Katrina damage still haunts schools in South Mississippi

Mct and Mct

By Melissa M. Scallan MCT

GULFPORT,Miss.- Universities and community colleges in South Mississippi took a huge hit from Hurricane Katrina, suffering damages in excess of $300 million.

A year after the storm, damage to some facilities has been repaired, while some institutions have been forced to move classes elsewhere.

Most school officials say they are working to provide education to students in this area, and enrollments are near pre-Katrina levels in some locations.


Hurricane Katrina caused more than $200 million damage to the Southern Miss campuses in Hattiesburg and along the Coast, but classes resumed at all facilities by Oct. 10.

Since every building on the Gulf Park campus in Long Beach sustained damage, classes were moved to the Gulf Coast Student Services Center behind Memorial Hospital in Gulfport.

Repairs have been made to the business complex, Holloway Complex, physical plant building and shipping and receiving building. The Advanced Education Center and the library have been gutted and are ready to be repaired.

University officials said they hope classes can resume in Long Beach by the fall of 2007.

The university’s Gulf Coast Research Lab in Ocean Springs received more than $13 million in damage from tidal surge and wind, but many of the buildings have been restored, and classes and research are being held in temporary modular buildings.

Plans are under way to rebuild most of the buildings lost in the storm; however, the J.L. Scott Marine Education Center has been relocated to the GCRL grounds and likely will not be rebuilt at Point Cadet because of cost.

Other Southern Miss facilities, including those at Stennis Space Center and in Jackson County, received minimal damage and reopened within six weeks after the storm. The university’s administrative offices at Keesler Air Force Base were heavily damaged, but services resumed last spring.

On the Hattiesburg campus, roofs on 40 buildings were repaired or replaced, and fencing also was repaired after Hurricane Katrina.
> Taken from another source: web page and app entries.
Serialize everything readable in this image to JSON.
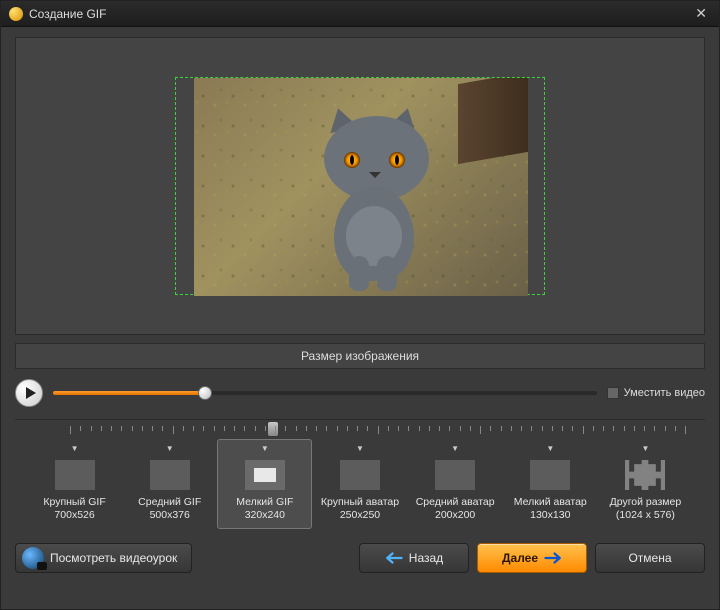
{
  "window": {
    "title": "Создание GIF"
  },
  "section": {
    "size_label": "Размер изображения"
  },
  "slider": {
    "position_percent": 28,
    "fit_label": "Уместить видео"
  },
  "presets": [
    {
      "label": "Крупный GIF",
      "dims": "700x526",
      "inner_w": 0,
      "inner_h": 0
    },
    {
      "label": "Средний GIF",
      "dims": "500x376",
      "inner_w": 0,
      "inner_h": 0
    },
    {
      "label": "Мелкий GIF",
      "dims": "320x240",
      "inner_w": 22,
      "inner_h": 14,
      "selected": true
    },
    {
      "label": "Крупный аватар",
      "dims": "250x250",
      "inner_w": 0,
      "inner_h": 0
    },
    {
      "label": "Средний аватар",
      "dims": "200x200",
      "inner_w": 0,
      "inner_h": 0
    },
    {
      "label": "Мелкий аватар",
      "dims": "130x130",
      "inner_w": 0,
      "inner_h": 0
    },
    {
      "label": "Другой размер",
      "dims": "(1024 x 576)",
      "is_custom": true
    }
  ],
  "footer": {
    "video_tutorial": "Посмотреть видеоурок",
    "back": "Назад",
    "next": "Далее",
    "cancel": "Отмена"
  }
}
Classes began on the campus on Sept. 12.


The historic campus in Gulfport was located on U.S. 90 and was destroyed by Hurricane Katrina.

After the storm, classes were held at different churches throughout the city, but school officials have placed 16 modular buildings on the beachfront property for classes and offices.

“Everything is back on our campus,” said Jerry Bracey, dean of the Gulfport campus.

“We have offices here, classrooms and computer labs.”